Segment Start: THE DATA
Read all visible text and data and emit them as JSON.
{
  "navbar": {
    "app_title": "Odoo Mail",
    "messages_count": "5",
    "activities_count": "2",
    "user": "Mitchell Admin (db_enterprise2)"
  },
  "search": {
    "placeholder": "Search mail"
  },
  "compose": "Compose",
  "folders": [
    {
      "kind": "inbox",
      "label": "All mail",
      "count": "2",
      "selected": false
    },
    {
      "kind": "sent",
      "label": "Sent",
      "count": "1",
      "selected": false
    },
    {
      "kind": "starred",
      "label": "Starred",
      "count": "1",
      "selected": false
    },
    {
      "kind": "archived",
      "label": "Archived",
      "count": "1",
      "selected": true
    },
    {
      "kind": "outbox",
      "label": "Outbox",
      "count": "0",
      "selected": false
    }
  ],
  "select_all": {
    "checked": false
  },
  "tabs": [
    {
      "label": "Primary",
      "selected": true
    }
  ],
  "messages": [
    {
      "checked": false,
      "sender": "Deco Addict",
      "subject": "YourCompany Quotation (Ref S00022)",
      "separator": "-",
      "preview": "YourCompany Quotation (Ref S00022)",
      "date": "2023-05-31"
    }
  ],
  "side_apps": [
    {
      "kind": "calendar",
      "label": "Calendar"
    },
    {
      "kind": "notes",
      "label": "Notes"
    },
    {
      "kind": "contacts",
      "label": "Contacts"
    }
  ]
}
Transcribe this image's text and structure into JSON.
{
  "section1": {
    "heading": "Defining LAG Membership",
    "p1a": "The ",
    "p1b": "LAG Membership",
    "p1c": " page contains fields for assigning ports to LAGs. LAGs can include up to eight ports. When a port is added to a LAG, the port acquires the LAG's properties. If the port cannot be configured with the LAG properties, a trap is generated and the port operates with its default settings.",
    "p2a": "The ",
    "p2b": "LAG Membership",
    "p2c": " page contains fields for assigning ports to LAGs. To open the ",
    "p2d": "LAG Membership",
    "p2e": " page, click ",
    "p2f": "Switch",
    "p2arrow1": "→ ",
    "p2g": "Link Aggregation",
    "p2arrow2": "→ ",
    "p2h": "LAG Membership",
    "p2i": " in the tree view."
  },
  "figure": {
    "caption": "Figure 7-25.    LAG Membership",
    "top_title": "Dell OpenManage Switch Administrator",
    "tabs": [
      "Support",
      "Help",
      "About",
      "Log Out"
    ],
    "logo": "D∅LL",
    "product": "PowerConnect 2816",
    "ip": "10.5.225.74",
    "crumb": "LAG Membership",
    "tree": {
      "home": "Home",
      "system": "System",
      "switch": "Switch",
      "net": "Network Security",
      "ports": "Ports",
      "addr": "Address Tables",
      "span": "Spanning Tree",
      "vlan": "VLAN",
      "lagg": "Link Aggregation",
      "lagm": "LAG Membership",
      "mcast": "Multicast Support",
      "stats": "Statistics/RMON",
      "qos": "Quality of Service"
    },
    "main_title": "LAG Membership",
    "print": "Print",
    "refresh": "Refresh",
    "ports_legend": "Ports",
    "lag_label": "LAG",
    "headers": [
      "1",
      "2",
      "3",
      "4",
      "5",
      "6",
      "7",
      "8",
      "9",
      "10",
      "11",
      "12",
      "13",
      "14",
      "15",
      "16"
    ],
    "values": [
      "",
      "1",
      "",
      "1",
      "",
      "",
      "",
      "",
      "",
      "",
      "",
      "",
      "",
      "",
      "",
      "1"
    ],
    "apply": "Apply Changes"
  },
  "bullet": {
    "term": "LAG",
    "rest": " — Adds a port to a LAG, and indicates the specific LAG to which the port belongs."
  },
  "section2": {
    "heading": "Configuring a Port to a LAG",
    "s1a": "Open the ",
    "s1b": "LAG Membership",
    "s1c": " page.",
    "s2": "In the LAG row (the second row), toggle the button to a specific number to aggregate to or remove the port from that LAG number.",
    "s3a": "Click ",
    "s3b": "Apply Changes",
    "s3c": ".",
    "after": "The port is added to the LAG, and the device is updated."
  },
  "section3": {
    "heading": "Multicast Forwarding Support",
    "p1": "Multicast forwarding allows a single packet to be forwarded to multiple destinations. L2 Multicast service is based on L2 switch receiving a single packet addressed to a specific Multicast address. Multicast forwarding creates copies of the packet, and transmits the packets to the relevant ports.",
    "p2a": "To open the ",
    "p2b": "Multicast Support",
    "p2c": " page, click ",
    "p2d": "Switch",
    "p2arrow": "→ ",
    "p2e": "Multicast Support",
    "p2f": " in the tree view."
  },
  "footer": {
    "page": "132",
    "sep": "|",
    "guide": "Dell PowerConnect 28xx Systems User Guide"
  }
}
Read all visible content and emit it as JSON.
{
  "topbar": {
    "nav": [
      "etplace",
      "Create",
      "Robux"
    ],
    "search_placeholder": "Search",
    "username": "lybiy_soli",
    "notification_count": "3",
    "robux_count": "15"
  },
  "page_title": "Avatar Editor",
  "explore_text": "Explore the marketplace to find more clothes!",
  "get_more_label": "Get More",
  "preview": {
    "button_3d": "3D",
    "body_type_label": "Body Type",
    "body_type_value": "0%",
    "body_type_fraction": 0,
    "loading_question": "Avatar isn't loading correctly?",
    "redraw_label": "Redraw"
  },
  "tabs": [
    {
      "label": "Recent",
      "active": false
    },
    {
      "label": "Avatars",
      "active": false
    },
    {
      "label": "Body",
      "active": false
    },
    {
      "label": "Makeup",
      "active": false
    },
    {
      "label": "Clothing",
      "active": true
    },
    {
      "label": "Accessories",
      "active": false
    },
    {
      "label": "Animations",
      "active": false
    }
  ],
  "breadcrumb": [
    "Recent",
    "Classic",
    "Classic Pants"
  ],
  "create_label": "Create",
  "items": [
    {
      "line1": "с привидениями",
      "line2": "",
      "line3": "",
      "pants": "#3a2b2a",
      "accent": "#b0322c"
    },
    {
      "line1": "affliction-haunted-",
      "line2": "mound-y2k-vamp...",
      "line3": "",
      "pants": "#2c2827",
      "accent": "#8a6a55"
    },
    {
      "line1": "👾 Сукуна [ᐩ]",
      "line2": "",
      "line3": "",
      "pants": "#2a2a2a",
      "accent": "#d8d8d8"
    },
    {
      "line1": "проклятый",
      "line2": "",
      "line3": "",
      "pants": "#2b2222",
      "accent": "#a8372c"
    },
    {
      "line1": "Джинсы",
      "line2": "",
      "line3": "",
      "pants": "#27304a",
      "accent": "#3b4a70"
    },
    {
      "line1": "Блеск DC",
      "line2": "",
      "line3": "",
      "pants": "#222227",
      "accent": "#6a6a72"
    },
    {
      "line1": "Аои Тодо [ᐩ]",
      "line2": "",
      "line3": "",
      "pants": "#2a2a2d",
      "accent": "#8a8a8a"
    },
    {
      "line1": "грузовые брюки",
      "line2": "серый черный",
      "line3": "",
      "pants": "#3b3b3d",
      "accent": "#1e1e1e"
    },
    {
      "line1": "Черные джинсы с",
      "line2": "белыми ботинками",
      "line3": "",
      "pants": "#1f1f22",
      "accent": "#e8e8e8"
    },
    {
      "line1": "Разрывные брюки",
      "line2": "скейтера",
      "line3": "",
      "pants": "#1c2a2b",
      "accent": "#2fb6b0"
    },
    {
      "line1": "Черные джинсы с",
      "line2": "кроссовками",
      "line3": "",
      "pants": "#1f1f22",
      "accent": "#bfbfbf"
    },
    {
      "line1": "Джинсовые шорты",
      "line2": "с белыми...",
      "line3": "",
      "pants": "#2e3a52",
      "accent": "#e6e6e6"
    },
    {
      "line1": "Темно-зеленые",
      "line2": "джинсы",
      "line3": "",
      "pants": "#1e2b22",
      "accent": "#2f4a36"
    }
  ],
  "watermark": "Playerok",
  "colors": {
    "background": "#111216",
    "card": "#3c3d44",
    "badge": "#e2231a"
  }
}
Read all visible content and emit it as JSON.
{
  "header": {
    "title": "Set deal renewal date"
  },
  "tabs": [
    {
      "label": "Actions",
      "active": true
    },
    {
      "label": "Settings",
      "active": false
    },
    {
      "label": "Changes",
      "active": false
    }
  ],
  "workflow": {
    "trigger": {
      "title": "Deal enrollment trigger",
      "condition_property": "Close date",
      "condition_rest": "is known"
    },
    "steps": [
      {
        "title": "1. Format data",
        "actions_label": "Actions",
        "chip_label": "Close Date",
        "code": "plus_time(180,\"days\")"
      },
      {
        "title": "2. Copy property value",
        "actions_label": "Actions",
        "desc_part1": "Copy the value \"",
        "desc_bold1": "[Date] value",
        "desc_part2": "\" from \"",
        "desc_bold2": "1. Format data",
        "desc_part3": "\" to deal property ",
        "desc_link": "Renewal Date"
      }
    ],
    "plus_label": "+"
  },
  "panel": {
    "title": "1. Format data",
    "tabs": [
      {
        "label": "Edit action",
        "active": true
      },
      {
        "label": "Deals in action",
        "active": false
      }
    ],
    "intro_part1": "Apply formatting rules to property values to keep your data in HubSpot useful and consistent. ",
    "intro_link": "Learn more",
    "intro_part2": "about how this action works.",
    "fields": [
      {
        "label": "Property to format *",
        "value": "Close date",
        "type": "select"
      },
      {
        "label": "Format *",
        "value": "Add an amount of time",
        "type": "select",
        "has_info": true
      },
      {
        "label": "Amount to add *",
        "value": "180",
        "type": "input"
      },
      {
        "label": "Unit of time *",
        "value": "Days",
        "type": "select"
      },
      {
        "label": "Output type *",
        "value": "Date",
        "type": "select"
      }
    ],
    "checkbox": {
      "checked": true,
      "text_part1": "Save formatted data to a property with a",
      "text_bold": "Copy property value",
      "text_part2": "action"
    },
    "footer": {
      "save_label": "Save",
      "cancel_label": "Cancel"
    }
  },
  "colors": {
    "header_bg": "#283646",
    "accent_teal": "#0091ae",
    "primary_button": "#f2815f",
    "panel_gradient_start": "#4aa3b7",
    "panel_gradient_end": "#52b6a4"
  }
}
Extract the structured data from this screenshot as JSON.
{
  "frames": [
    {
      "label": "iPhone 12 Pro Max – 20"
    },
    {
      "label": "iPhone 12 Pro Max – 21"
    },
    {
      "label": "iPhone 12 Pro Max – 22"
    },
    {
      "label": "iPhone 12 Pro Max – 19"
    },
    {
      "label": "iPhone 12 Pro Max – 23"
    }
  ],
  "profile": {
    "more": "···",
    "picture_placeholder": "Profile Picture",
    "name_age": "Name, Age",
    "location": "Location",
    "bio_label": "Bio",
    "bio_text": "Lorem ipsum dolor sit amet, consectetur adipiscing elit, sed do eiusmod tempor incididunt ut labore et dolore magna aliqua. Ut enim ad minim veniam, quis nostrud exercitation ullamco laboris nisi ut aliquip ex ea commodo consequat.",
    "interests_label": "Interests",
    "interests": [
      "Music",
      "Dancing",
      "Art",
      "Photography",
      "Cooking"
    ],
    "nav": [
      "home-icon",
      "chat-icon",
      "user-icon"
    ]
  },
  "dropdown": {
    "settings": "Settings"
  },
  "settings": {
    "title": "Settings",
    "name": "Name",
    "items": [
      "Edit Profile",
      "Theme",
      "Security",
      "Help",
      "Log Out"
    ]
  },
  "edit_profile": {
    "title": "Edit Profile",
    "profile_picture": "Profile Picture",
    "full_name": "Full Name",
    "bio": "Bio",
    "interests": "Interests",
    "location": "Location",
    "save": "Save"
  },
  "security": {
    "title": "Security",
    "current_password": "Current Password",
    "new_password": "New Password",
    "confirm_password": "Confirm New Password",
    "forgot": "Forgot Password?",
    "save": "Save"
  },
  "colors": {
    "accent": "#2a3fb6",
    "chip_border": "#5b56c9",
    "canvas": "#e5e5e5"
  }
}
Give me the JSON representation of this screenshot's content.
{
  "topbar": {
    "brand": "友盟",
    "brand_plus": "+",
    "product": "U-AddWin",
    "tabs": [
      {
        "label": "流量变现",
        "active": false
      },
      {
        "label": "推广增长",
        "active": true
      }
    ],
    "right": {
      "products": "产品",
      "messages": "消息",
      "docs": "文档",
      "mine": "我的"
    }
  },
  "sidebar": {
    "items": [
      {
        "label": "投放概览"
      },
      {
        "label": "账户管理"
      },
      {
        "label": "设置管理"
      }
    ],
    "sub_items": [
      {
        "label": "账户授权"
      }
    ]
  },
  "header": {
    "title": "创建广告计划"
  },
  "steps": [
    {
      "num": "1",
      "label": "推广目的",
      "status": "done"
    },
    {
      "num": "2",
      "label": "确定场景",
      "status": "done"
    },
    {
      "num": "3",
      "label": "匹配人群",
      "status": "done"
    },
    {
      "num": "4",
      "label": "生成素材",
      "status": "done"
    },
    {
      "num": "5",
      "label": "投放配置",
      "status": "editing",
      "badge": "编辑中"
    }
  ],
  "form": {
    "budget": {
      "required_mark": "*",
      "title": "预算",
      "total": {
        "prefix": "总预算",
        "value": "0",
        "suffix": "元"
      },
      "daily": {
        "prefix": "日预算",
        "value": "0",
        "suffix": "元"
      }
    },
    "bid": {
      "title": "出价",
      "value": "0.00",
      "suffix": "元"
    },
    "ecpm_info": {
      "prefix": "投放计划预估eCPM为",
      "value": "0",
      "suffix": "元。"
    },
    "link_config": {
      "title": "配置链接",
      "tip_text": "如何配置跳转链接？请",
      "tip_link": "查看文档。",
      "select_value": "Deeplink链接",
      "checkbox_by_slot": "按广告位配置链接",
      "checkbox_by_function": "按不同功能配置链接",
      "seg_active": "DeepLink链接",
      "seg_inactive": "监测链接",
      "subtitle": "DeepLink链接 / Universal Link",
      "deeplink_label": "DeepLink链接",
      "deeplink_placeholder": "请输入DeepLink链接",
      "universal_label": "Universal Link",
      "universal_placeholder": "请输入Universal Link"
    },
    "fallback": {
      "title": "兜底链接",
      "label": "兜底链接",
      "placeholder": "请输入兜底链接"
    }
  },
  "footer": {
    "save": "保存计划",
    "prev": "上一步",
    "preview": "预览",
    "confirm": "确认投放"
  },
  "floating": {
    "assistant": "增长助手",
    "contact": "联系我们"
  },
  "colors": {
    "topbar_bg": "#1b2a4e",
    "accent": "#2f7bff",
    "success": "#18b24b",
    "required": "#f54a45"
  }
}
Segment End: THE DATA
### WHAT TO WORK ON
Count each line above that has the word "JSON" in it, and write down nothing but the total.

### EXERCISE RESPONSE
6